None of us ever arrives. Our writing will improve if we continue to read craft blogs and books and take advantage of classes, critique groups, or conferences. Here are a few books I’ve read recently, am working on now, or plan to pick up this next year:

The Art and Craft of Writing Historical Fiction -- James Alexander Thom
Writing the Breakout Novel -- Donald Mass
Reading Like a Writer: A Guide for People Who Love Books and for Those Who Want to Write Them -- Francine Prose
Writing Irresistible Kidlit -- Mary Kole

Take time away from writing
Make sure you are doing things outside of writing. Now that I write full-time, it’s very easy to stay detached from the rest of the world. Make an effort to engage your surroundings, whether that means tuning in to nature as you walk the dog or making a point to get involved in a new activity.

Play with words
I find first drafts terrifying. One way I ease in is to tell myself I’m simply experimenting with language. Give yourself permission to approach writing playfully, whether you’re working on a “real” piece or simply collecting words that pique your interest. Enjoy the rhythm of words, poke at meaning, stretch old metaphors into something new. Your writing will benefit from it.

Avoid the comparison game
This is probably one of the hardest bits of advice to follow but one of the most beneficial to your writerly well-being. There are so many ways to get sucked into comparing, from measuring the number of blog followers you have against a friend’s to tracking the amount of time it took others to secure agents. It’s easy to think once you’ve “arrived” with a book deal, these worries fall away, but they don’t: there will be friends with bigger deals, with more push from their publishers, or better reviews and general buzz. Envy finds us at every level.

Choose to see your writing journey as yours alone. It’s not something anyone can do for you; there’s no way your experience will mirror another’s. Just like we all have something unique to contribute to the literary world, we all will go through different struggles and triumphs.

The only thing you will get out of the comparison game is disappointment.

And to negate everything I’ve said earlier...give yourself permission
In a world where instant information is available at all times and opinions are everywhere, you’re bound to come across conflicting advice on how to draft, edit, revise, submit -- do anything in relation to writing. For some of us, this becomes paralyzing; even if your approach works, you might worry that you’re not doing things right.
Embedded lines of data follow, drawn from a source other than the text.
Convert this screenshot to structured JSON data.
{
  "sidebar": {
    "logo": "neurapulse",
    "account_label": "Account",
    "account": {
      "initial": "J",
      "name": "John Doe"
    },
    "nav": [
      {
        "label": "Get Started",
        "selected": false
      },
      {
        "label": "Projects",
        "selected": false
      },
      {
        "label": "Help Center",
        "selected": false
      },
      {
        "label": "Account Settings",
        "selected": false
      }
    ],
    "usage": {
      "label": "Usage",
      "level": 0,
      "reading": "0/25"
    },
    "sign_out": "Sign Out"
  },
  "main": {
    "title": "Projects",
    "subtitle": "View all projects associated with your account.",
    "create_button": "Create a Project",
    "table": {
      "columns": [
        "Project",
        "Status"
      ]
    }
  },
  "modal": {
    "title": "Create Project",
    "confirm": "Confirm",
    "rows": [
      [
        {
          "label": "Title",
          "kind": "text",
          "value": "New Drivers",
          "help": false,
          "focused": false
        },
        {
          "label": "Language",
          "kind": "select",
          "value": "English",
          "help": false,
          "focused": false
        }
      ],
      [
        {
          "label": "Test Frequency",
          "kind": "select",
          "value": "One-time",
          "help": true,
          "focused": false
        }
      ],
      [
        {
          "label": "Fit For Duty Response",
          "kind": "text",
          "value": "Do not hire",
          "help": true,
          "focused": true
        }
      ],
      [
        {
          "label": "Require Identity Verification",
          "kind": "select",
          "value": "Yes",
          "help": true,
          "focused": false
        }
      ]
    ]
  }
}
Give yourself permission to write in a way that works for you, whether that means writing daily or just on the weekends, editing as you go or waiting until your first draft is done. Though some advice seems to dictate otherwise, there’s no right way to write. Give yourself permission to alter the way you write if what you’re doing now isn’t working. Your patterns, needs, and abilities could change from manuscript to manuscript. Or they might not. And that’s okay.

Want to write to the market? Go for it. Want to try a story that can’t be categorized? Give it a try. You have permission to do as you wish with your writing. While there is no promise of success with this approach, there’s tremendous liberation in letting go of the “rules” we’ve absorbed consciously and subconsciously.

You’ve got a new year ahead of you. How will this affect your writing?


  1. Hey, where did last year go?!
    I sure plan to take more time away from writing. Thank goodness we now have a dog! I also plan to finally finish the middle grade ghost story that's been hanging around these parts since around 2012... How's that for giving myself permission to do two contradictory things!

    1. Enjoy the fuzzy muse! They help with both the work and the necessary distraction. :)

  2. Sound advice! Happy New Year, Caroline!

  3. Caroline, I struggled all fall with figuring out how best to spend my time now that I, too, am a full time teacher. I think, if I added them up, I ended up spending more hours on writing related things than I ever spent working as a teacher. In other words, I never let myself be "off-duty." I need to work on doing a better job of that in 2015. Nobody works well 18 hours a day, every day!

    1. Here's to some rest time!

      I'm loving these slow days right now. Perfect for reflection and anticipation. May they be the same for you.

    2. And...just stumbled on this on another blog:

      "There is virtue in work and there is virtue in rest. Use both and overlook neither.” ―Alan Cohen


Thanks for adding to the mayhem!